▶ [Task brief] Return the whole listing exactly, omitting the pictures.

▶ [Data records]
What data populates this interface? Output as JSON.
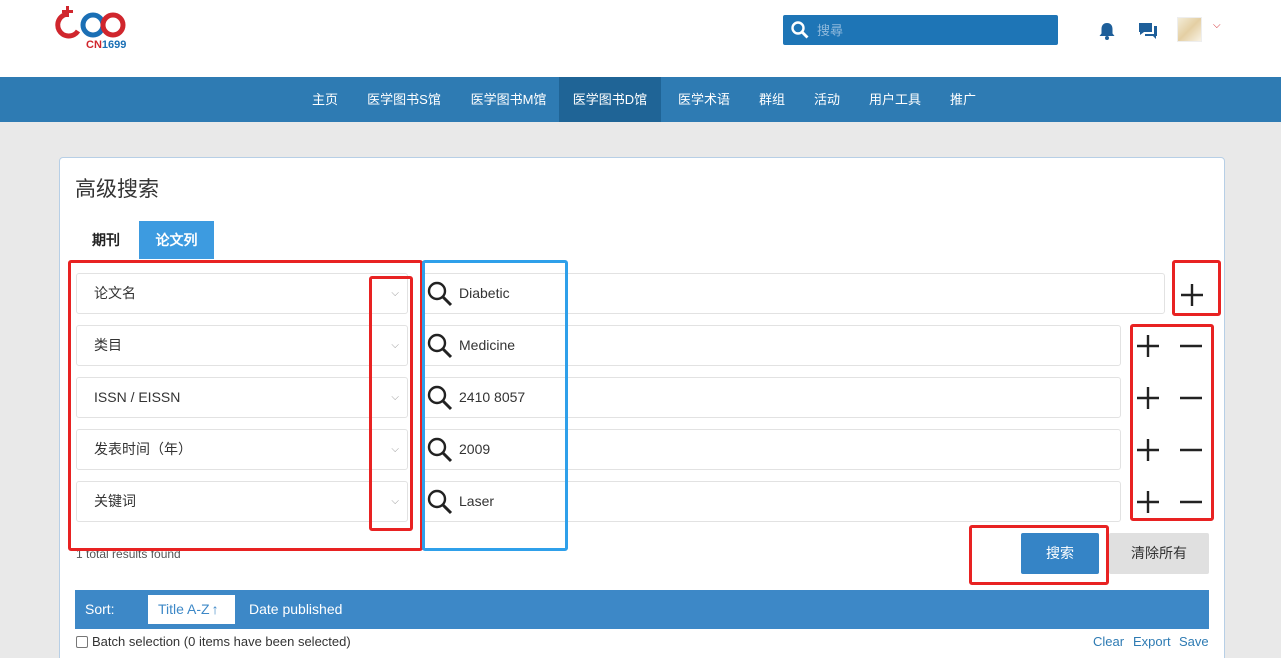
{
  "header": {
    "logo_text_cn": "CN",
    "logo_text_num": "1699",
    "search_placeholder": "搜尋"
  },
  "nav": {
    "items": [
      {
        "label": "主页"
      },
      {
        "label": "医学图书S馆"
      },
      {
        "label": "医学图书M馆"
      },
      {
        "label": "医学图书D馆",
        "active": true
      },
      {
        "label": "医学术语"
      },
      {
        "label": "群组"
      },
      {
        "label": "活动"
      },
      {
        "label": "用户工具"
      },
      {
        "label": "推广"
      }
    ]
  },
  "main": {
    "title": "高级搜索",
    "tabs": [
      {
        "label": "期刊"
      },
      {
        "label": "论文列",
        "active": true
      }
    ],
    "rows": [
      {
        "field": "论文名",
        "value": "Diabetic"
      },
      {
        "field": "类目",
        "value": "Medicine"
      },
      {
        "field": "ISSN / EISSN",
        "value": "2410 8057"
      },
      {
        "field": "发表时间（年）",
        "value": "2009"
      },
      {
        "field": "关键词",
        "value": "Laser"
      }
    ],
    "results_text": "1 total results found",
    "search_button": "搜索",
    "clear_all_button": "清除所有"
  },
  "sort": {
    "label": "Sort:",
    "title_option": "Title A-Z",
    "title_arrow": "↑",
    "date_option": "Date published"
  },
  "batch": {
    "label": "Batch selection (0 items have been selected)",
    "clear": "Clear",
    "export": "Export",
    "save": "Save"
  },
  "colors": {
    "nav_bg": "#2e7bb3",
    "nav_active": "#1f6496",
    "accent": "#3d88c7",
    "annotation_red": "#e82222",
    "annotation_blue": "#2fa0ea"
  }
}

▶ [Response box]
What data populates this interface? Output as JSON.
{
  "header": {
    "logo_text_cn": "CN",
    "logo_text_num": "1699",
    "search_placeholder": "搜尋"
  },
  "nav": {
    "items": [
      {
        "label": "主页"
      },
      {
        "label": "医学图书S馆"
      },
      {
        "label": "医学图书M馆"
      },
      {
        "label": "医学图书D馆",
        "active": true
      },
      {
        "label": "医学术语"
      },
      {
        "label": "群组"
      },
      {
        "label": "活动"
      },
      {
        "label": "用户工具"
      },
      {
        "label": "推广"
      }
    ]
  },
  "main": {
    "title": "高级搜索",
    "tabs": [
      {
        "label": "期刊"
      },
      {
        "label": "论文列",
        "active": true
      }
    ],
    "rows": [
      {
        "field": "论文名",
        "value": "Diabetic"
      },
      {
        "field": "类目",
        "value": "Medicine"
      },
      {
        "field": "ISSN / EISSN",
        "value": "2410 8057"
      },
      {
        "field": "发表时间（年）",
        "value": "2009"
      },
      {
        "field": "关键词",
        "value": "Laser"
      }
    ],
    "results_text": "1 total results found",
    "search_button": "搜索",
    "clear_all_button": "清除所有"
  },
  "sort": {
    "label": "Sort:",
    "title_option": "Title A-Z",
    "title_arrow": "↑",
    "date_option": "Date published"
  },
  "batch": {
    "label": "Batch selection (0 items have been selected)",
    "clear": "Clear",
    "export": "Export",
    "save": "Save"
  },
  "colors": {
    "nav_bg": "#2e7bb3",
    "nav_active": "#1f6496",
    "accent": "#3d88c7",
    "annotation_red": "#e82222",
    "annotation_blue": "#2fa0ea"
  }
}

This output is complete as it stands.